# TASK DIRECTIONS
Retype the records exactly, including every line.

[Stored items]
»»
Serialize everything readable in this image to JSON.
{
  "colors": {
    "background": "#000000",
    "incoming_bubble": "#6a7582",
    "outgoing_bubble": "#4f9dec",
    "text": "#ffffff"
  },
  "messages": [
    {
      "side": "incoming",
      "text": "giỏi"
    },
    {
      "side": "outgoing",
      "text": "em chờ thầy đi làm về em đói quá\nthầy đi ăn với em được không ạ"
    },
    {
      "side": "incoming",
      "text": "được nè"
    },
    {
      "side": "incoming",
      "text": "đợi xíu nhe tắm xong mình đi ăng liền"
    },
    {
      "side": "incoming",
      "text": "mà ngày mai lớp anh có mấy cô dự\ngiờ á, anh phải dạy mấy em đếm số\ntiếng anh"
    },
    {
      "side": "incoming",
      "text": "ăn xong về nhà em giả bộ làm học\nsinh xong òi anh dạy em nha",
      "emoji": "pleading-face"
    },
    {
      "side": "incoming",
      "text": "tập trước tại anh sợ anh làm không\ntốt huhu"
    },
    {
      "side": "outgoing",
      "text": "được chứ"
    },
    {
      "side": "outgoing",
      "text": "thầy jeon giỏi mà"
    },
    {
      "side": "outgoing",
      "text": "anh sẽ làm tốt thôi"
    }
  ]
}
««
# RESULT FOR THIS TASK
Serialize everything readable in this image to JSON.
{
  "colors": {
    "background": "#000000",
    "incoming_bubble": "#6a7582",
    "outgoing_bubble": "#4f9dec",
    "text": "#ffffff"
  },
  "messages": [
    {
      "side": "incoming",
      "text": "giỏi"
    },
    {
      "side": "outgoing",
      "text": "em chờ thầy đi làm về em đói quá\nthầy đi ăn với em được không ạ"
    },
    {
      "side": "incoming",
      "text": "được nè"
    },
    {
      "side": "incoming",
      "text": "đợi xíu nhe tắm xong mình đi ăng liền"
    },
    {
      "side": "incoming",
      "text": "mà ngày mai lớp anh có mấy cô dự\ngiờ á, anh phải dạy mấy em đếm số\ntiếng anh"
    },
    {
      "side": "incoming",
      "text": "ăn xong về nhà em giả bộ làm học\nsinh xong òi anh dạy em nha",
      "emoji": "pleading-face"
    },
    {
      "side": "incoming",
      "text": "tập trước tại anh sợ anh làm không\ntốt huhu"
    },
    {
      "side": "outgoing",
      "text": "được chứ"
    },
    {
      "side": "outgoing",
      "text": "thầy jeon giỏi mà"
    },
    {
      "side": "outgoing",
      "text": "anh sẽ làm tốt thôi"
    }
  ]
}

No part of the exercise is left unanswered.